INPUT DATA –
══════

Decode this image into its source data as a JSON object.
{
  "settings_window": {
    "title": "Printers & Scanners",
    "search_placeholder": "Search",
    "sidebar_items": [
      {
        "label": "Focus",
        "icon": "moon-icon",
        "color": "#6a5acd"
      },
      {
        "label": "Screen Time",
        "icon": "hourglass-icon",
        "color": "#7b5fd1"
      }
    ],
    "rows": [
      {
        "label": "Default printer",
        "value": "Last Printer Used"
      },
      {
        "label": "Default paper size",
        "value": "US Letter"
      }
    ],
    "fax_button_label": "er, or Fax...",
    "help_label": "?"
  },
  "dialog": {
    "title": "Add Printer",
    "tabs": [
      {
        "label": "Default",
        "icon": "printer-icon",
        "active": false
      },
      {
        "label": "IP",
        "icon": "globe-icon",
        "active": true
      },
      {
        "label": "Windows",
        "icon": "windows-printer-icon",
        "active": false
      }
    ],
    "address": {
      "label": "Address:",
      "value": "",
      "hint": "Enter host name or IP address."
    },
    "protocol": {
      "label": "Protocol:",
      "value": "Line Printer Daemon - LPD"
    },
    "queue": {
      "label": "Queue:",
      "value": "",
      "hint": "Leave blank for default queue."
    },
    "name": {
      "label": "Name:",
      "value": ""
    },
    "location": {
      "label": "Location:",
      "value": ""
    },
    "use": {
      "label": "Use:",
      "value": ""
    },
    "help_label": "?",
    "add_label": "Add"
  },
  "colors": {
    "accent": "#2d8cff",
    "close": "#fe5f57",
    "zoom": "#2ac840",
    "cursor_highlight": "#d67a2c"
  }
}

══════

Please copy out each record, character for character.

COMPLETED EXERCISE –
Decode this image into its source data as a JSON object.
{
  "settings_window": {
    "title": "Printers & Scanners",
    "search_placeholder": "Search",
    "sidebar_items": [
      {
        "label": "Focus",
        "icon": "moon-icon",
        "color": "#6a5acd"
      },
      {
        "label": "Screen Time",
        "icon": "hourglass-icon",
        "color": "#7b5fd1"
      }
    ],
    "rows": [
      {
        "label": "Default printer",
        "value": "Last Printer Used"
      },
      {
        "label": "Default paper size",
        "value": "US Letter"
      }
    ],
    "fax_button_label": "er, or Fax...",
    "help_label": "?"
  },
  "dialog": {
    "title": "Add Printer",
    "tabs": [
      {
        "label": "Default",
        "icon": "printer-icon",
        "active": false
      },
      {
        "label": "IP",
        "icon": "globe-icon",
        "active": true
      },
      {
        "label": "Windows",
        "icon": "windows-printer-icon",
        "active": false
      }
    ],
    "address": {
      "label": "Address:",
      "value": "",
      "hint": "Enter host name or IP address."
    },
    "protocol": {
      "label": "Protocol:",
      "value": "Line Printer Daemon - LPD"
    },
    "queue": {
      "label": "Queue:",
      "value": "",
      "hint": "Leave blank for default queue."
    },
    "name": {
      "label": "Name:",
      "value": ""
    },
    "location": {
      "label": "Location:",
      "value": ""
    },
    "use": {
      "label": "Use:",
      "value": ""
    },
    "help_label": "?",
    "add_label": "Add"
  },
  "colors": {
    "accent": "#2d8cff",
    "close": "#fe5f57",
    "zoom": "#2ac840",
    "cursor_highlight": "#d67a2c"
  }
}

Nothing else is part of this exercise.